NEA GovernorThis week the New Mexico Public Education Department (PED) announced its progress, or lack thereof, on improving the State’s high school graduation rate.  The measure, called Adequate Yearly Progress (AYP), shows New Mexico’s 54% success rate is one of the worst in the United States, which has an average graduation rate of 70%).

There are a number of reasons for the low scores.  For example, culturally, there isn’t a rich history of formal education.  It isn’t uncommon for some graduates to be the first in their family to get a diploma.  Plus there are changing family dynamics that find grandparents raising their children’s children.   Some would see those reasons as excuses… it is just reality.

The sad reality that the PED has failed is seen in many ways.  The most glaring is how it has left behind the most vulnerable special needs children. Looking at the 2008-09 school year only 4% of the State’s special needs population were proficient.  As a benchmark, the same group had 6% proficiency just four years earlier… aren’t you suppose to improve over time?

So, now that New Mexico’s chief executive officer has received the coveted “America’s Greatest Education Governor Award”, presented last month by the National Education Association, it is good to know we are finally seeing some measureable initiative to combat this problem that “suddenly” appeared.

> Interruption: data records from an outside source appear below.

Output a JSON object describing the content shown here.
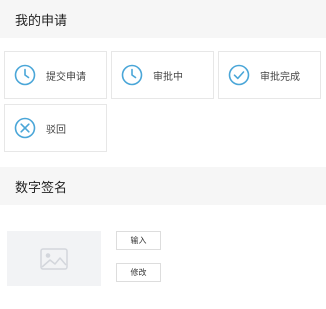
{
  "applications": {
    "title": "我的申请",
    "items": [
      {
        "label": "提交申请",
        "icon": "clock-icon"
      },
      {
        "label": "审批中",
        "icon": "clock-icon"
      },
      {
        "label": "审批完成",
        "icon": "check-circle-icon"
      },
      {
        "label": "驳回",
        "icon": "x-circle-icon"
      }
    ]
  },
  "signature": {
    "title": "数字签名",
    "placeholder_icon": "image-placeholder-icon",
    "input_label": "输入",
    "edit_label": "修改"
  },
  "colors": {
    "icon_blue": "#4aa6d8",
    "header_bg": "#f6f6f6",
    "placeholder_bg": "#f2f3f5"
  }
}
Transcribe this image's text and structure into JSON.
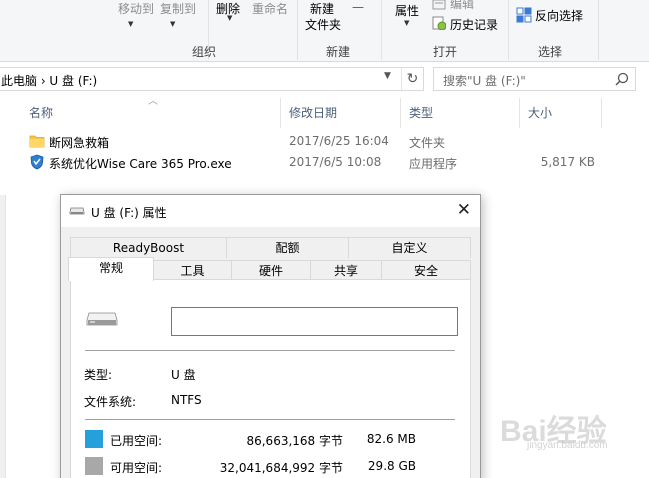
{
  "ribbon": {
    "move_to": "移动到",
    "copy_to": "复制到",
    "delete": "删除",
    "rename": "重命名",
    "new_folder_line1": "新建",
    "new_folder_line2": "文件夹",
    "properties": "属性",
    "edit_partial": "编辑",
    "history": "历史记录",
    "invert_selection": "反向选择",
    "group_organize": "组织",
    "group_new": "新建",
    "group_open": "打开",
    "group_select": "选择"
  },
  "address": {
    "path": "此电脑 › U 盘 (F:)",
    "search_placeholder": "搜索\"U 盘 (F:)\""
  },
  "columns": {
    "name": "名称",
    "modified": "修改日期",
    "type": "类型",
    "size": "大小"
  },
  "files": [
    {
      "name": "断网急救箱",
      "modified": "2017/6/25 16:04",
      "type": "文件夹",
      "size": "",
      "icon": "folder-icon"
    },
    {
      "name": "系统优化Wise Care 365 Pro.exe",
      "modified": "2017/6/5 10:08",
      "type": "应用程序",
      "size": "5,817 KB",
      "icon": "shield-app-icon"
    }
  ],
  "dialog": {
    "title": "U 盘 (F:) 属性",
    "tabs_back": [
      "ReadyBoost",
      "配额",
      "自定义"
    ],
    "tabs_front": [
      "常规",
      "工具",
      "硬件",
      "共享",
      "安全"
    ],
    "active_tab": "常规",
    "volume_label_value": "",
    "type_label": "类型:",
    "type_value": "U 盘",
    "fs_label": "文件系统:",
    "fs_value": "NTFS",
    "used_label": "已用空间:",
    "used_bytes": "86,663,168 字节",
    "used_human": "82.6 MB",
    "free_label": "可用空间:",
    "free_bytes": "32,041,684,992 字节",
    "free_human": "29.8 GB",
    "used_color": "#26a0da",
    "free_color": "#a8a8a8"
  },
  "watermark": {
    "brand": "Bai经验",
    "url": "jingyan.baidu.com"
  }
}
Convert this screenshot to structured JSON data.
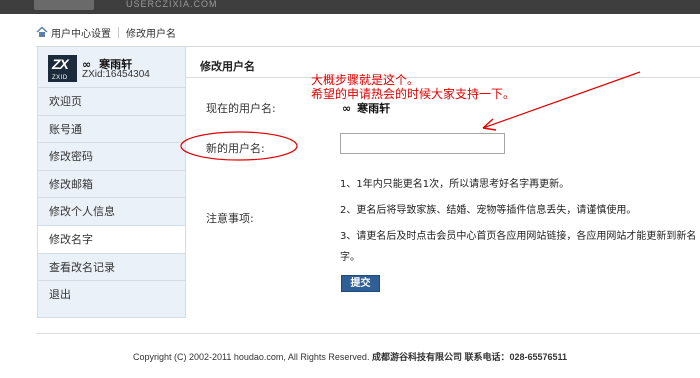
{
  "header": {
    "logo_text": "USERCZIXIA.COM"
  },
  "breadcrumb": {
    "items": [
      "用户中心设置",
      "修改用户名"
    ]
  },
  "profile": {
    "avatar_text": "ZX",
    "avatar_sub": "ZXID",
    "name_prefix": "∞",
    "name": "寒雨轩",
    "id": "ZXid:16454304"
  },
  "sidebar": {
    "items": [
      {
        "label": "欢迎页"
      },
      {
        "label": "账号通"
      },
      {
        "label": "修改密码"
      },
      {
        "label": "修改邮箱"
      },
      {
        "label": "修改个人信息"
      },
      {
        "label": "修改名字"
      },
      {
        "label": "查看改名记录"
      },
      {
        "label": "退出"
      }
    ],
    "active_index": 5
  },
  "main": {
    "title": "修改用户名",
    "current_name_label": "现在的用户名:",
    "current_name_prefix": "∞",
    "current_name": "寒雨轩",
    "new_name_label": "新的用户名:",
    "new_name_value": "",
    "notes_label": "注意事项:",
    "notes": [
      "1、1年内只能更名1次，所以请思考好名字再更新。",
      "2、更名后将导致家族、结婚、宠物等插件信息丢失，请谨慎使用。",
      "3、请更名后及时点击会员中心首页各应用网站链接，各应用网站才能更新到新名字。"
    ],
    "submit_label": "提交"
  },
  "annotation": {
    "lines": [
      "大概步骤就是这个。",
      "希望的申请热会的时候大家支持一下。"
    ],
    "color": "#e30000"
  },
  "footer": {
    "copyright": "Copyright (C) 2002-2011 houdao.com, All Rights Reserved. ",
    "company": "成都游谷科技有限公司 联系电话：028-65576511"
  },
  "colors": {
    "accent": "#2f5f96",
    "sidebar_bg": "#ebf1f8",
    "annotation": "#e30000"
  }
}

Two days after the PED released the information, the Governor announced a plan to recapture as many as 10,000 drop outs, establish committees/taskforces and create brochures.  The Reader’s Digest version, it is an aggressive truancy and top heavy bureaucratic approach which is the same as trying to get toothpaste back into the tube.  He is focusing on the students who don’t want to be there instead of giving attention and resources to those who are in school.  The squeaky wheel isn’t even getting the grease (and it is $2.4 billion of taxpayer grease each year)!

Terry Abbott, when he served as director of communications for Houston ISD (and later US Secretary of Education) Rod Paige, would have an approach he called the “its much worse” strategy.  In this particular case, the approach would acknowledge the low graduation rate but then focus on something that was “much worse”, like the fact that after years of hard work only 4% of 11th grade students with disabilities are proficient in math.  He would then outline the plan to increase proficiencies and “define” the issue, instead of a headline writer setting the agenda.

Delivering “bad” news is expected when State government is involved.  The lesson learned here, provide workable and reasonable solutions when the problems are first identified, not four years after the fact.

Image: New Mexico Governor Bill Richardson accepting the NEA’s “America’s Greatest Education Governor Award”… thank you NEA for this “priceless moment”

Credit: Thanks to twitter for coining “Cash for Flunkers” on this issue